── INPUT ──

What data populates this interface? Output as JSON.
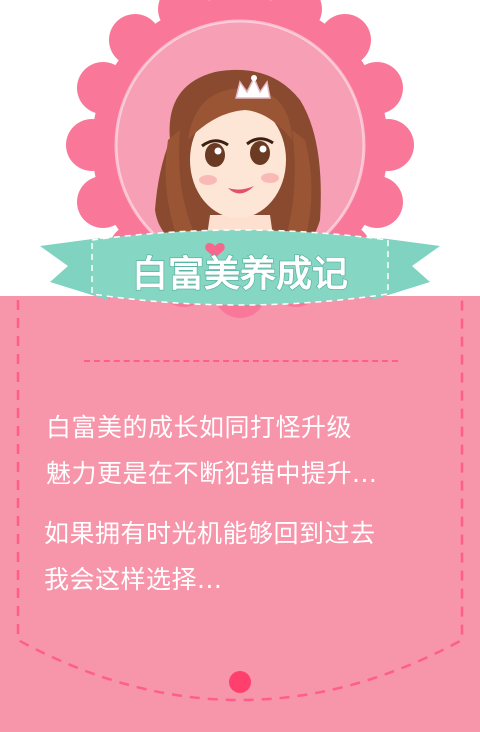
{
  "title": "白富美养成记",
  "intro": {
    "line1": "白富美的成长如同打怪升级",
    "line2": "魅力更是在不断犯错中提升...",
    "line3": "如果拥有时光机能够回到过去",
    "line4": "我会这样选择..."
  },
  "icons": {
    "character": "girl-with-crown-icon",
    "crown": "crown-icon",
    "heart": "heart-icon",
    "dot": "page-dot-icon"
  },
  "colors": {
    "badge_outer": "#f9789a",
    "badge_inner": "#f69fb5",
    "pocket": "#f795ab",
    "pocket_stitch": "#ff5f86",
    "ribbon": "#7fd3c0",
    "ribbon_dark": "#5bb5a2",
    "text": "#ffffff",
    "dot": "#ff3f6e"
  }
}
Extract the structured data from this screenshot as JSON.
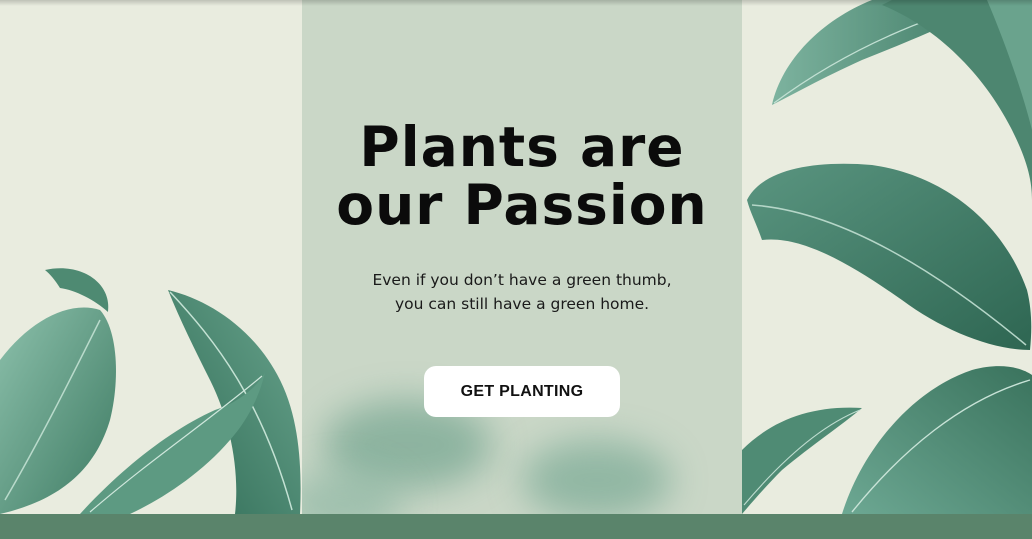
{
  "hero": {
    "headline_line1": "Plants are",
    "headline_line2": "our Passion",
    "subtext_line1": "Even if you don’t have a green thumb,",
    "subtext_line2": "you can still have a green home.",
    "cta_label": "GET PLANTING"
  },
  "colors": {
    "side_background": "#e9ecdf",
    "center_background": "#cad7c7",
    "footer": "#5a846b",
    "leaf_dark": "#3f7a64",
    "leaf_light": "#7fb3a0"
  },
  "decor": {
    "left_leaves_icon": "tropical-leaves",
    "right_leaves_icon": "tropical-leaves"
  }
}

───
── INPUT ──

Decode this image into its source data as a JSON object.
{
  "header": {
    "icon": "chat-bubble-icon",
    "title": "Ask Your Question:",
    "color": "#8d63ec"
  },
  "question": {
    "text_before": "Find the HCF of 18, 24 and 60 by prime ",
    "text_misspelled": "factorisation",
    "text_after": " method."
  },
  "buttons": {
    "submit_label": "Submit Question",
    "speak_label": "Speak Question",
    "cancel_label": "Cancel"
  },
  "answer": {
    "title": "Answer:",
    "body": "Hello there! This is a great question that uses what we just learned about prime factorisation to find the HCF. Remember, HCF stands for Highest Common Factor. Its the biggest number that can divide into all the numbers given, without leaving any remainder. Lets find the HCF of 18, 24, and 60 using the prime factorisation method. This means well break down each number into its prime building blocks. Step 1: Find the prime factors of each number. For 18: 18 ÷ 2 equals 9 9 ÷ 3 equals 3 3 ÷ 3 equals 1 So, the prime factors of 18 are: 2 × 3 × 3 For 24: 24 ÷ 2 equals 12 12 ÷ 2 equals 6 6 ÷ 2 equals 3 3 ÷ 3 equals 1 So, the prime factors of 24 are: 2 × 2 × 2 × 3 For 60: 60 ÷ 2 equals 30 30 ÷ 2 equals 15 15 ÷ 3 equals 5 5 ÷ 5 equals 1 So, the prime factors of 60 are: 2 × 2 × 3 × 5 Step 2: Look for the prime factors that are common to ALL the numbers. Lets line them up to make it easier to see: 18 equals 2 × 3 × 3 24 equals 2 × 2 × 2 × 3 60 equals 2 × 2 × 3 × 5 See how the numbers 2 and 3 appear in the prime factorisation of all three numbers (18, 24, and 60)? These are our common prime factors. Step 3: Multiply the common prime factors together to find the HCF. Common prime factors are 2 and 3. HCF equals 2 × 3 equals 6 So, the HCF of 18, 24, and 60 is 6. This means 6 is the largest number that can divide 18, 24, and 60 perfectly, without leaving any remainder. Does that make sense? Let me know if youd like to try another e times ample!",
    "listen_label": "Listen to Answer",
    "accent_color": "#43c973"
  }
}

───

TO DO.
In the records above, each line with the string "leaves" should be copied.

ANSWER SPACE.
    "left_leaves_icon": "tropical-leaves",
    "right_leaves_icon": "tropical-leaves"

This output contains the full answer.